The military at least does not appear to be attempting to escalate their own violence, but is hoping the protesters tire and leave.

Summary of events in Thailand

A great deal has happened in Thailand since I last posted.  The anti-government protests continued into early December with violence by both anti- and pro-government supporters (1, 2, 3).  In November, anti-government protesters escalated their efforts by taking over Thailand's two main airports. 

In early December, the Thai Constitutional court banned the new prime minister and several ruling parties for electoral fraud.  As a result the anti-government protesters called off their takeover of the airports.  Now that the larger parties were banned, the Democrat Party, one of the opposition parties, formed a new government with Abhisit Vejjajiva as the prime minister.  The anti-government protests were suspended though its organizers have vowed to renew demonstrations.

The supporters of the banned parties expanded their non-violent protests and have blockaded the parliament building.  They are trying to prevent the new government from operating and are calling for new elections.

Thailand – 11 Days and Counting

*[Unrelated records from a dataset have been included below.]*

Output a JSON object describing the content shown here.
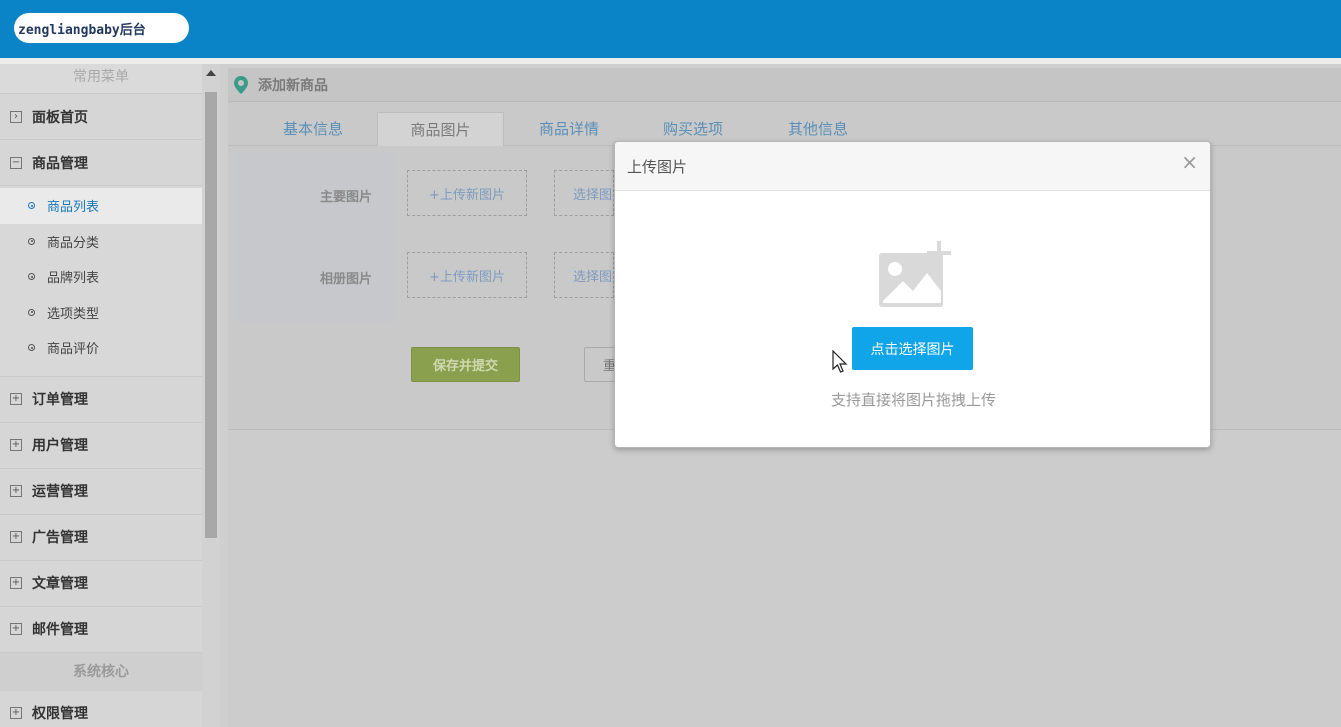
{
  "header": {
    "brand": "zengliangbaby后台",
    "bg_color": "#0a84c6"
  },
  "sidebar": {
    "title": "常用菜单",
    "items_top": [
      {
        "label": "面板首页",
        "icon": "expand-box-icon",
        "expanded": false
      },
      {
        "label": "商品管理",
        "icon": "collapse-box-icon",
        "expanded": true
      }
    ],
    "sub_items": [
      {
        "label": "商品列表",
        "active": true
      },
      {
        "label": "商品分类",
        "active": false
      },
      {
        "label": "品牌列表",
        "active": false
      },
      {
        "label": "选项类型",
        "active": false
      },
      {
        "label": "商品评价",
        "active": false
      }
    ],
    "items_bottom": [
      {
        "label": "订单管理"
      },
      {
        "label": "用户管理"
      },
      {
        "label": "运营管理"
      },
      {
        "label": "广告管理"
      },
      {
        "label": "文章管理"
      },
      {
        "label": "邮件管理"
      }
    ],
    "section2_title": "系统核心",
    "items_section2": [
      {
        "label": "权限管理"
      }
    ]
  },
  "main": {
    "breadcrumb": "添加新商品",
    "tabs": [
      {
        "label": "基本信息",
        "active": false
      },
      {
        "label": "商品图片",
        "active": true
      },
      {
        "label": "商品详情",
        "active": false
      },
      {
        "label": "购买选项",
        "active": false
      },
      {
        "label": "其他信息",
        "active": false
      }
    ],
    "rows": [
      {
        "label": "主要图片",
        "upload": "+上传新图片",
        "select": "选择图"
      },
      {
        "label": "相册图片",
        "upload": "+上传新图片",
        "select": "选择图"
      }
    ],
    "save_label": "保存并提交",
    "reset_label": "重"
  },
  "modal": {
    "title": "上传图片",
    "close": "×",
    "choose_label": "点击选择图片",
    "hint": "支持直接将图片拖拽上传",
    "accent": "#0fa5e8"
  }
}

Thailand is 11 days into the (largely?) nonviolent attempt to overthrow the current government.  The government opponents escalated the conflict with an attempt to take over the Police HQ and various airports.  They continue the occupation of the prime minister's office building. 

The government reacted by attempting to arrest 9 protest leaders, and tried to evict the protesters from government buildings.

The prime minister said that he would not use force, but, after supporters of his party (which has support largely from the rural areas) attacked the protesters.  The BBC quote is "when a screaming crowd of government supporters – armed with sticks and slingshots – ploughed into a group from the PAD".  Street clashes resulted and the PM called a state of emergency in Bangkok. 

The military doesn't seem eager to get involved with police staying on the sidelines during clashes or attempting to keep the two sides apart.  I haven't had time to look up other sources than the BBC, so it is possible that the military and police are using harsher methods with government supporters since the military overthrew the previous government by the PM's party.

The foreign minister has left the government and the PM has called for a referendum that will "ask a range of questions including whether the
government should resign, whether it should dissolve parliament and
what people thought about the ongoing protests." (BBC)  The protest leaders opposed it, though considering that they don't want an elected parliament, it doesn't seem that surprising.

The BBC has pictures from the latest clashes.